Ubisoft: The Meaning Of Sequels Is Changing

According To Ubisoft's Lionel Raynaud

In the latest blog post Ubisoft talked about how the meaning of sequels is changing.  Ubisoft’s Lionel Raynaud, talked about the evolution of games and the following is what he had to say in this regard:

This line gets fuzzier every year. We have bigger post-launch periods, longer lives for each of our games.

Games are getting bigger and people want more content. We have seen what happens to games that are unable to provide this. They slowly but surely become a distant memory and people get bored soon and shift to another title. Raynaud further went on to mention the following:

Even the ones that used to be solo-oriented games, like action adventures, they now have a very strong post-launch, and people are staying in our worlds for a long time.

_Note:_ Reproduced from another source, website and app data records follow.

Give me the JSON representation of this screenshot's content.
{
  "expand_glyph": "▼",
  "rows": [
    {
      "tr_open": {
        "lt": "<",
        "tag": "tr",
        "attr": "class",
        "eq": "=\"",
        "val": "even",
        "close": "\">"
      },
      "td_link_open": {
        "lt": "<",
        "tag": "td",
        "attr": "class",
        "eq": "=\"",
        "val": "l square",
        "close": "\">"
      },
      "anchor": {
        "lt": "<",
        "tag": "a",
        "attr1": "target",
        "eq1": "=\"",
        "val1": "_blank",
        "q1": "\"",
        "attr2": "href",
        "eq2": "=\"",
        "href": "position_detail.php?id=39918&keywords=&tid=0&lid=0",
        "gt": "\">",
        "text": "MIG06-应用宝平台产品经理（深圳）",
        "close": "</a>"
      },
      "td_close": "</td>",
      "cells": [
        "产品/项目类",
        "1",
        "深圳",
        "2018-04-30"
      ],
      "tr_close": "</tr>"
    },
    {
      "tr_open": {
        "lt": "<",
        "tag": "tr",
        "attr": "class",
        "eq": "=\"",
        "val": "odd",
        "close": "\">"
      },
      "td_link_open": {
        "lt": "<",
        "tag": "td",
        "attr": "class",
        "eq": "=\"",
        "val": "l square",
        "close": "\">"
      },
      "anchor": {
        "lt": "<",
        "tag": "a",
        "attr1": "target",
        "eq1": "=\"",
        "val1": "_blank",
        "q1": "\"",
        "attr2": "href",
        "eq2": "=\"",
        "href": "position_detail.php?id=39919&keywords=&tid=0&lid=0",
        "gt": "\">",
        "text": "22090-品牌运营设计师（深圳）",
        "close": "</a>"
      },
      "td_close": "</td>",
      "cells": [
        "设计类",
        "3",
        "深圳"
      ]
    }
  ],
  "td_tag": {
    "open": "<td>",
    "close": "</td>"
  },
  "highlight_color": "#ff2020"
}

So this line is absolutely fuzzier and fuzzier. We all see a future where a game will stay {post-launch], and new experiences will come in the games. But we will have technology that will break the [current] limits of memory, for instance, because of new technologies that are arriving. We would be able to – in the same world – have several historical periods, for instance, in Assassin’s Creed, and use the Animus to travel from one to the other. Or have different areas of the world linked by travel systems, so that a Far Cry game or a Watch Dogs game could happen in different countries in the same experience, seamlessly.

Ubisoft is known for making great open world games and the Assassin’s Creed series has been praised over the years. Raynaud further went on to mention the following:

I guess the special point in our history was the release of Assassin’s Creed, because it was our first take on open worlds, and we were kind of defining an action-adventure game with this kind of technology and a new navmesh system that allowed us to have parkour. Very smooth navigation through an open world, the beginning of social stealth, all these things are together. They kind of defined the genre. And we all witnessed that from the inside, but still it created this energy that, yes, we can define a genre that other publishers will envy and will want to follow, and this has defined the culture. Creatively, how does Ubisoft decide how long to keep creating new content for a live game after launch, as opposed to moving on to a sequel? Where does that line get drawn?

Ubisoft is going to release Assassin’s Creed Odyssey on the 5th of October and it should be an experience worth the wait.


Source
ubisoft

Talha Amjad


Talha has been in the tech industry for the last 6 years and is a current member of the PC master race.
Back to top button